Patient D: Patient D was a 9.5-year-old boy who “developed a fear of choking and chronic abdominal pain, and the resultant food refusal led to a 4.5 kg (20%) weight loss, hospitalization, and tube feedings. These symptoms persisted for *1 year prior to his evaluation and treatment.” He was given prednisone, IVIG, and prophylactic antibiotics resulting in full remission for a year at the time of follow up.
Patient G: Patient G was a 9-year-old boy with a history of sudden onset OCD, anxiety, and tics. He later developed more severe sudden onset severe PANS symptoms. “Most significantly, he developed compulsive, recurrent vomiting of all foods and liquids, including water, leading to a 7 kg weight loss. He was diagnosed with postinfectious gastroparesis, and fed exclusively via a nasojejunal tube.” A steroid burst brought temporary improvements. IVIG created dramatic improvement, which allowed him to resume normal food intake orally and the removal of his nasojejunal tube. He did have some residual vomiting, which did not result in weight loss but did interfere with normal life. The second round of IVIG resulted in complete remission. He was still in remission at three-year follow-up.
Patient L: Patient L was an 8-year-old boy who along with OCD and other PANS symptoms had “a number of ill-defined abdominal complaints that prompted a gastroenterological evaluation (with negative results) and that eventually led to the patient’s complete refusal to eat. The patient lost nearly 25% of his body weight (declining from 22 kg to 17 kg) and was hospitalized numerous times for tube feedings and psychiatric interventions.” Several SSRI’s showed no benefit. Amoxicillin provided a small improvement in symptoms and allowed for stabilization in weight loss. Steroids and IVIG created remarkable improvements and the patient “was able to visit a restaurant (a previously unacceptable venue) and to eat a meal without difficulty.” A second round of IVIG was needed after progress stalled and since recovery has held firm.
Case Study of a Child with Anorexia Nervosa and PANS PANDAS
Study: Clinical Case Rounds in Child and Adolescent Psychiatry: Certain Eating Disorders May Be a Neuropsychiatric Manifestation of PANDAS: Case Report.
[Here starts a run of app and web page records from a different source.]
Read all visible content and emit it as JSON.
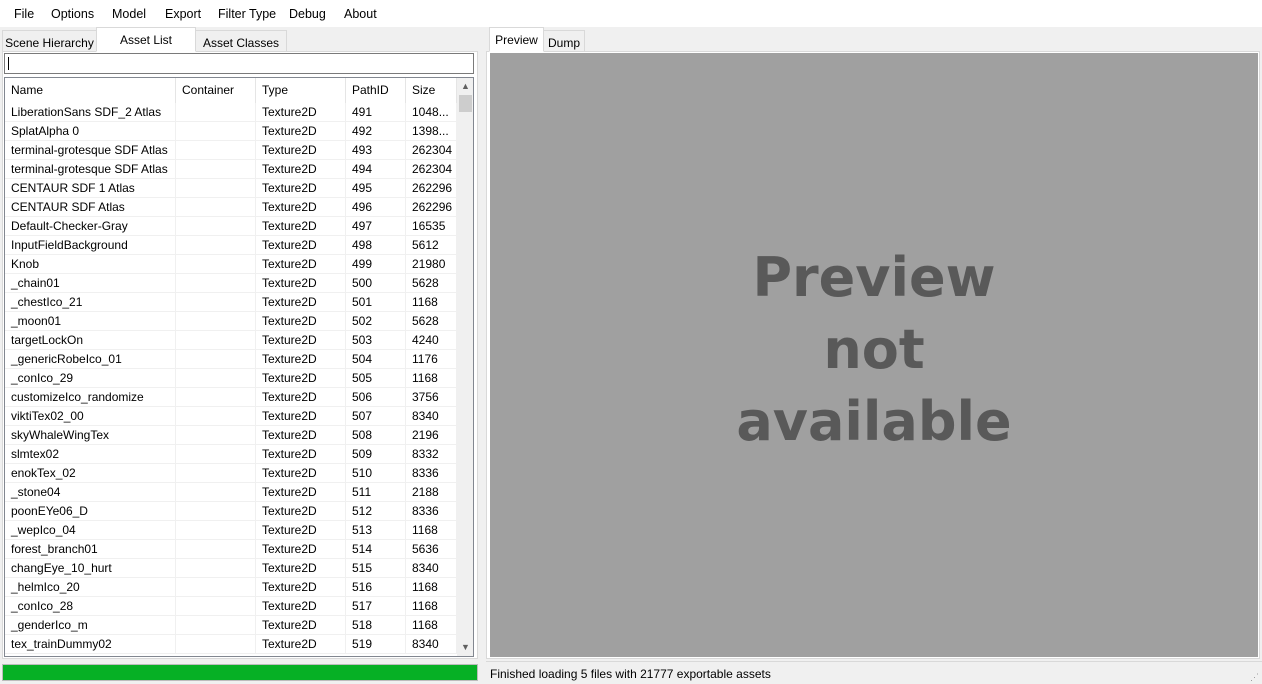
{
  "menu": [
    "File",
    "Options",
    "Model",
    "Export",
    "Filter Type",
    "Debug",
    "About"
  ],
  "left_tabs": [
    "Scene Hierarchy",
    "Asset List",
    "Asset Classes"
  ],
  "active_left_tab": "Asset List",
  "search": {
    "value": ""
  },
  "columns": [
    "Name",
    "Container",
    "Type",
    "PathID",
    "Size"
  ],
  "rows": [
    [
      "LiberationSans SDF_2 Atlas",
      "",
      "Texture2D",
      "491",
      "1048..."
    ],
    [
      "SplatAlpha 0",
      "",
      "Texture2D",
      "492",
      "1398..."
    ],
    [
      "terminal-grotesque SDF Atlas",
      "",
      "Texture2D",
      "493",
      "262304"
    ],
    [
      "terminal-grotesque SDF Atlas",
      "",
      "Texture2D",
      "494",
      "262304"
    ],
    [
      "CENTAUR SDF 1 Atlas",
      "",
      "Texture2D",
      "495",
      "262296"
    ],
    [
      "CENTAUR SDF Atlas",
      "",
      "Texture2D",
      "496",
      "262296"
    ],
    [
      "Default-Checker-Gray",
      "",
      "Texture2D",
      "497",
      "16535"
    ],
    [
      "InputFieldBackground",
      "",
      "Texture2D",
      "498",
      "5612"
    ],
    [
      "Knob",
      "",
      "Texture2D",
      "499",
      "21980"
    ],
    [
      "_chain01",
      "",
      "Texture2D",
      "500",
      "5628"
    ],
    [
      "_chestIco_21",
      "",
      "Texture2D",
      "501",
      "1168"
    ],
    [
      "_moon01",
      "",
      "Texture2D",
      "502",
      "5628"
    ],
    [
      "targetLockOn",
      "",
      "Texture2D",
      "503",
      "4240"
    ],
    [
      "_genericRobeIco_01",
      "",
      "Texture2D",
      "504",
      "1176"
    ],
    [
      "_conIco_29",
      "",
      "Texture2D",
      "505",
      "1168"
    ],
    [
      "customizeIco_randomize",
      "",
      "Texture2D",
      "506",
      "3756"
    ],
    [
      "viktiTex02_00",
      "",
      "Texture2D",
      "507",
      "8340"
    ],
    [
      "skyWhaleWingTex",
      "",
      "Texture2D",
      "508",
      "2196"
    ],
    [
      "slmtex02",
      "",
      "Texture2D",
      "509",
      "8332"
    ],
    [
      "enokTex_02",
      "",
      "Texture2D",
      "510",
      "8336"
    ],
    [
      "_stone04",
      "",
      "Texture2D",
      "511",
      "2188"
    ],
    [
      "poonEYe06_D",
      "",
      "Texture2D",
      "512",
      "8336"
    ],
    [
      "_wepIco_04",
      "",
      "Texture2D",
      "513",
      "1168"
    ],
    [
      "forest_branch01",
      "",
      "Texture2D",
      "514",
      "5636"
    ],
    [
      "changEye_10_hurt",
      "",
      "Texture2D",
      "515",
      "8340"
    ],
    [
      "_helmIco_20",
      "",
      "Texture2D",
      "516",
      "1168"
    ],
    [
      "_conIco_28",
      "",
      "Texture2D",
      "517",
      "1168"
    ],
    [
      "_genderIco_m",
      "",
      "Texture2D",
      "518",
      "1168"
    ],
    [
      "tex_trainDummy02",
      "",
      "Texture2D",
      "519",
      "8340"
    ]
  ],
  "right_tabs": [
    "Preview",
    "Dump"
  ],
  "active_right_tab": "Preview",
  "preview_text": [
    "Preview",
    "not",
    "available"
  ],
  "status": "Finished loading 5 files with 21777 exportable assets",
  "progress": 1.0,
  "icons": {
    "scroll_up": "scroll-up-arrow-icon",
    "scroll_down": "scroll-down-arrow-icon",
    "grip": "resize-grip-icon"
  },
  "colors": {
    "progress": "#06b025",
    "preview_bg": "#a0a0a0",
    "preview_text": "#595959"
  }
}
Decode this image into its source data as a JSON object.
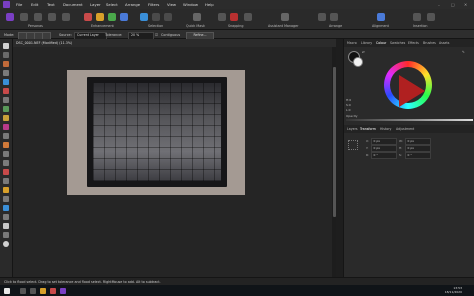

Cynthia V. Calkin MD; Carlo G. Carandang MD, ABPN (Dip) J Can Acad Child. Adolesc Psychiatry. 2007 Aug; 16(3): 132–135. PMID: 18421369
This case report describes an eight-year-old with PANDAS, OCD, Anorexia Nervosa (AN). “The OCD symptoms were not confined to the Eating Disorder (ED) and the ED symptoms were not exclusively OCD-based.” “This case suggests that EDs, in some cases, maybe an autoimmune-mediated neuropsychiatric manifestation or a clinical sub-type of PANDAS. The patient in our case rapidly recovered from his ED and OCD. Perhaps by considering the proposed pathophysiology of PANDAS and by targeting the management of future GABHS infections, the usual course of EDs and OCD could be altered in patients believed to have an autoimmune etiology.”
Prevalence of PANS in Child and Adolescent Eating Disorders
- The surprisingly high lifetime PANS rate of 52% within pediatric ED was higher than that previously reported for OCD populations. The large majority had an abrupt onset of parent-reported OC symptoms as well as abrupt food restriction.
- Those in the PANS group were more likely to be female, be prescribed an SSRI, and have parent-reported abrupt OC symptom onset, abrupt food refusal, relapsing and remitting course, and concurrent anxiety, depression, irritability or aggression, behavioral regression, school deterioration, and sleep problems, enuresis, and/or frequent urination.
- This appears to be a distinct subgroup that requires further characterization with respect to functional impacts and management approaches.”